Type Of Pancreatitis Initial Damage In The Pancreas And Fibrosis Pattern

The etiological classification of chronic pancreatitis distinguishes between alcoholic, hereditary, autoimmune, idiopathic, tropical, and other rare types (Table 16.1).16,17 Here the mechanisms that may lead to certain patterns of fibrosis in the pancreas will be discussed for alcoholic chronic pancreatitis, hereditary pancreatitis, and autoimmune pancreatitis. Figure 16.2 Development of fibrosis in relapsing severe acute pancreatitis caused by alcohol abuse. A Interlobular fatty tissue...

NTs in CP

In CP, recurrent abdominal pain, which occurs in approximately 80 to 90 of the patients, is the dominant clinical symptom. It is reported that the NGF TrkA pathway is activated in CP and that this activation might influence nerve growth and the pain syndrome.
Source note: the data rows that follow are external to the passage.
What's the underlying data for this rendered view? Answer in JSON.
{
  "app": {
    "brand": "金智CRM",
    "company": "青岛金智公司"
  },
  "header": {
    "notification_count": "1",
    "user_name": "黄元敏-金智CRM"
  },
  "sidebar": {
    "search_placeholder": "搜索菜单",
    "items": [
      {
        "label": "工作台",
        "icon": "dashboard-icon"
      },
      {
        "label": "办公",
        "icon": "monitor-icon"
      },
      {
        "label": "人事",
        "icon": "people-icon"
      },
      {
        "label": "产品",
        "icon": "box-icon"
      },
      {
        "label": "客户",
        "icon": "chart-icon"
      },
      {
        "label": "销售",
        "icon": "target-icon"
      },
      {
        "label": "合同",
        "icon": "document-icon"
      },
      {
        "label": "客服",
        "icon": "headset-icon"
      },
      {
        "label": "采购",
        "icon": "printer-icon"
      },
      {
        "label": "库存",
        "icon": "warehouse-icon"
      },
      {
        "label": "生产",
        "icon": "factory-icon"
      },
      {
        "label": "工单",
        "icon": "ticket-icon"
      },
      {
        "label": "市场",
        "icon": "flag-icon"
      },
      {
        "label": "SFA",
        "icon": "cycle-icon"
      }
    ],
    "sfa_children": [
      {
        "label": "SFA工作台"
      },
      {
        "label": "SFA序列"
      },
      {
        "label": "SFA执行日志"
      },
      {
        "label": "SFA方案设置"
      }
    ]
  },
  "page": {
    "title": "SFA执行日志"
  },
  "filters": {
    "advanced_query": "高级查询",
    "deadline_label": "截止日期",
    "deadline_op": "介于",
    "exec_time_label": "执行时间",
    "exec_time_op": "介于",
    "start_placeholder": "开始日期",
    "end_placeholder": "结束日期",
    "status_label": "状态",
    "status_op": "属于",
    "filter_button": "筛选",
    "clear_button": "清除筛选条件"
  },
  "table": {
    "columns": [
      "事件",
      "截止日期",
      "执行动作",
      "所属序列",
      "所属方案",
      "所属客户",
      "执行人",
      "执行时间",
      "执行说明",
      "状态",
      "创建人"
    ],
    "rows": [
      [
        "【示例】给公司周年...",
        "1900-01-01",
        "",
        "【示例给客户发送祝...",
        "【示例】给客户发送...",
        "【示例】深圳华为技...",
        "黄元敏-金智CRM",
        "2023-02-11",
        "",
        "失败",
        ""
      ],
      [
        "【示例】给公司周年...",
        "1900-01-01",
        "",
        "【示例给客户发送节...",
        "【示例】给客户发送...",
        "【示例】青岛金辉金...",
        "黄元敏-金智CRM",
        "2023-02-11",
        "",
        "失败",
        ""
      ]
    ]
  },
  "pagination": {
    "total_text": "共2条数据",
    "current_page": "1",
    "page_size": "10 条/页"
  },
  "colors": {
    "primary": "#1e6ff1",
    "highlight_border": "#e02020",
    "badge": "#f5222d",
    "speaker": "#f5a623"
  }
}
NGF and its high-affinity TrkA receptor are increased in CP samples in comparison to the normal pancreas.179 In CP, enhanced NGF expression is present in metaplastic ductal cells, in degenerating acinar cells, and in acinar cells...

Pancreatic Duct 251 Anatomy

Congenital Cyst Common Bile Duct

The pancreas develops from both ventral and dorsal pancreatic anlages, which arise from the endodermal epithelium of the duodenum. The ventral anlage becomes the dorsocaudal portion and uncinate process of the head of the pancreas, and the dorsal anlage becomes the ventrocephalic portion of the head and body and tail of the gland. The duct of the ventral anlage and of the dorsal anlage distal to the junction of both ducts serve as the main pancreatic duct (duct of Wirsung). The duct of the...

Disease Manifestations

Major complications of the CF disease occur in the respiratory tract, causing sinusitis and respiratory failure. Severe bacterial infestation of the respiratory passage is also a major problem in CF patients. The second most common complications arise in the gastrointestinal tract. Other organ systems that are involved and show complications are the sweat glands (salt loss syndrome) and reproductive system (male infertility and reduced female fertility) (Table 26.3). The disease presentation...

Phylogeny Of Vertebrate Pancreas

Consideration of invertebrate and lower vertebrate organisms provides enormous insight into the evolution of the pancreas.6 Although no islets of Langerhans exist in any invertebrate, the insulin signaling pathway itself is highly conserved across a broad phylogenetic range. A range of invertebrates, from arthropods7 to worms8 to mollusks,9 have been found to express genes orthologous to mammalian insulins in these invertebrates, insulin orthologs are typically expressed within cells of the...

Expression Profiles Of Human Mucins In The Pancreas

Mucins are produced by a variety of epithelial cells. They are commonly encountered at, although not restricted to, the interface between epithelial tissues lining ducts or lumens and the adjoining external milieu.1,3 Mucins are characterized by a well-defined expression pattern, which may be disrupted in response to a variety of environmental insults, or following intrinsic changes e.g., epigenetic modifications that alter gene expression or secretion rate. Different organs serving specific...